Gamma-ray bursts (GRBs) are the most powerful outbursts of electromagnetic radiation in our Universe. A subset of GRBs are accompanied by precursors, dim gamma-ray flashes that precede the main outburst by tens to hundreds of seconds. We present an analysis of 11 years of Fermi-GBM data to identify these precursor flashes. For each of the 2364 analyzed GRBs, a time window of 2000 s centered on the GRB trigger was examined using a Bayesian block method. 217 GRBs (9%) with precursor emission were identified. Our results indicate that long bursts (T90$>2$ s) are $\sim$10 times more likely to be preceded by a precursor than short bursts. In addition, we show that the distribution of the quiescent time, separating the precursor and the prompt (main emission) phase, is well modeled by a double Gaussian function. This suggests that at least two physical mechanisms contribute to the observed precursor flashes. One noteworthy GRB with precursor emission in our sample is the ultra-bright GRB 190114C, for which TeV gamma rays were observed by the MAGIC telescope.
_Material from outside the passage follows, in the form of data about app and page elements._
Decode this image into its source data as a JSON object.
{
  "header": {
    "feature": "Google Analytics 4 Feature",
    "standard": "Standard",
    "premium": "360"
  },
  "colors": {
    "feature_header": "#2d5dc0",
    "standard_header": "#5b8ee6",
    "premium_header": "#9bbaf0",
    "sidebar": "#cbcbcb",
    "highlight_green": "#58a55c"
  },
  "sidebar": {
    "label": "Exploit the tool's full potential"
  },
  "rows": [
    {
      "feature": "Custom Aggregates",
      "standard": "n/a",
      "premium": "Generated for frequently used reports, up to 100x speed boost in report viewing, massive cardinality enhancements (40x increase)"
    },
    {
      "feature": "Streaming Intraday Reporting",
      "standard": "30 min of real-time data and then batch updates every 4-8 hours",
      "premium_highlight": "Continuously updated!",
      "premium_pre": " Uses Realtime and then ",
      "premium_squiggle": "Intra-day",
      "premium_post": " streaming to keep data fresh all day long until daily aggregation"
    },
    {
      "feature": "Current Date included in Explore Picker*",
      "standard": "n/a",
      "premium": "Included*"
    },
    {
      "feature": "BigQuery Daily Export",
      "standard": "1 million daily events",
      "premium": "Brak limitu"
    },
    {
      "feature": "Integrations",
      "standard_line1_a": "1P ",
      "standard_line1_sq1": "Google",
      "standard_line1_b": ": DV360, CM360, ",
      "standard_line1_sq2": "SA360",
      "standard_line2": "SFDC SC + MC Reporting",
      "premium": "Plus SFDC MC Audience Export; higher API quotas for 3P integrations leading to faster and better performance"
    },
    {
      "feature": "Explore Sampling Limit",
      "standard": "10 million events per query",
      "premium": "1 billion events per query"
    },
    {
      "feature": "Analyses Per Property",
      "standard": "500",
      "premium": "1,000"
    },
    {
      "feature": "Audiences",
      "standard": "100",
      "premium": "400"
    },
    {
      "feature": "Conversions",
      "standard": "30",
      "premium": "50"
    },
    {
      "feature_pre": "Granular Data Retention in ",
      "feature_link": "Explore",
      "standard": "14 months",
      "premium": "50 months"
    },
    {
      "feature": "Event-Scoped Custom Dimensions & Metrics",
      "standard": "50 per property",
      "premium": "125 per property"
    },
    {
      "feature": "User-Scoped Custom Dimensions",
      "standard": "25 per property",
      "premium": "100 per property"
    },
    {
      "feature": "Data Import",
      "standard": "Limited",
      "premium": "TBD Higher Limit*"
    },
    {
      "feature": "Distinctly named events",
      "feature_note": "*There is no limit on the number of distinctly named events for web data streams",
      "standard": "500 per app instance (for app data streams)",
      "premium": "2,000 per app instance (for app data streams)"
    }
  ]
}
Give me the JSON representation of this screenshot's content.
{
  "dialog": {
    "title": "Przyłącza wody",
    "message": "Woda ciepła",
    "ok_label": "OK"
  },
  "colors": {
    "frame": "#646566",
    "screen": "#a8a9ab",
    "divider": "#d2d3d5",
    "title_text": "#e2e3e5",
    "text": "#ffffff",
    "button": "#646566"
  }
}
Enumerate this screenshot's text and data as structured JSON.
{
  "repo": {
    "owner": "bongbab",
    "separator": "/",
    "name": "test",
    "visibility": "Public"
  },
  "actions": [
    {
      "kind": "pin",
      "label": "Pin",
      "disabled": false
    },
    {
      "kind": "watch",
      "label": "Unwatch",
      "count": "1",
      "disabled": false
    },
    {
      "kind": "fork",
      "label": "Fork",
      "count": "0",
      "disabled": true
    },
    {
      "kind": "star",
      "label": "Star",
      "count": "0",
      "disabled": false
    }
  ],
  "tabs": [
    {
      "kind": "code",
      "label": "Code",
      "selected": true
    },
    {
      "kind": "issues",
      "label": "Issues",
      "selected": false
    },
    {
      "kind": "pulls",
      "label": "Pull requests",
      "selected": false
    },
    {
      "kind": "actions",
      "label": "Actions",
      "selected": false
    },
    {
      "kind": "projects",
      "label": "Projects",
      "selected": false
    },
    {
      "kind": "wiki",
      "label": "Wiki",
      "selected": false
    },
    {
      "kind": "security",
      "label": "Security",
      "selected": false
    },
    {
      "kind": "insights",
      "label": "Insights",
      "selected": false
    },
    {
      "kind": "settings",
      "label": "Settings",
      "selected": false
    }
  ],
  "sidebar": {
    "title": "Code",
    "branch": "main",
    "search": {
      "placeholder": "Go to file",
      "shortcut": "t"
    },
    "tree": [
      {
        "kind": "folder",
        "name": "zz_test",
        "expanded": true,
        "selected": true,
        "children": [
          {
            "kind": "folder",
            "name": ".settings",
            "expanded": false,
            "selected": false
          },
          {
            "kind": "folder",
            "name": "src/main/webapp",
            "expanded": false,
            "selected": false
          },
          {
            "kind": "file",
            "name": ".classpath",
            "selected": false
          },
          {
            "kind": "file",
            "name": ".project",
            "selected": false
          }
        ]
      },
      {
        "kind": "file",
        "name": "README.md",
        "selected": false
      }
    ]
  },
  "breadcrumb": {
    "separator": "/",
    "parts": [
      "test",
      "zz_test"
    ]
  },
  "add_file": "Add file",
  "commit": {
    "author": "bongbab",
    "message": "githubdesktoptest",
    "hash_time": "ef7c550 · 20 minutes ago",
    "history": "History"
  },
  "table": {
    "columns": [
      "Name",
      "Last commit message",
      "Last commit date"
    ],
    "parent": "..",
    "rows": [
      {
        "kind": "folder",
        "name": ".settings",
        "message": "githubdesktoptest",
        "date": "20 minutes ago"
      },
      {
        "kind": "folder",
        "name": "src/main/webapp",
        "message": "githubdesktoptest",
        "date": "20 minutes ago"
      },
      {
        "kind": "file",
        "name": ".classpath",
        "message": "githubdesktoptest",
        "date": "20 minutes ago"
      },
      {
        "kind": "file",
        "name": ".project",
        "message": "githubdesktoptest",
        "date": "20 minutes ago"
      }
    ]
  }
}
Our results, including the emission times and light curves of the identified precursors, have been made available via the GRBweb online tool (https://icecube.wisc.edu/~grbweb_public/Precursors.html).
GRB; precursor; Fermi; GBM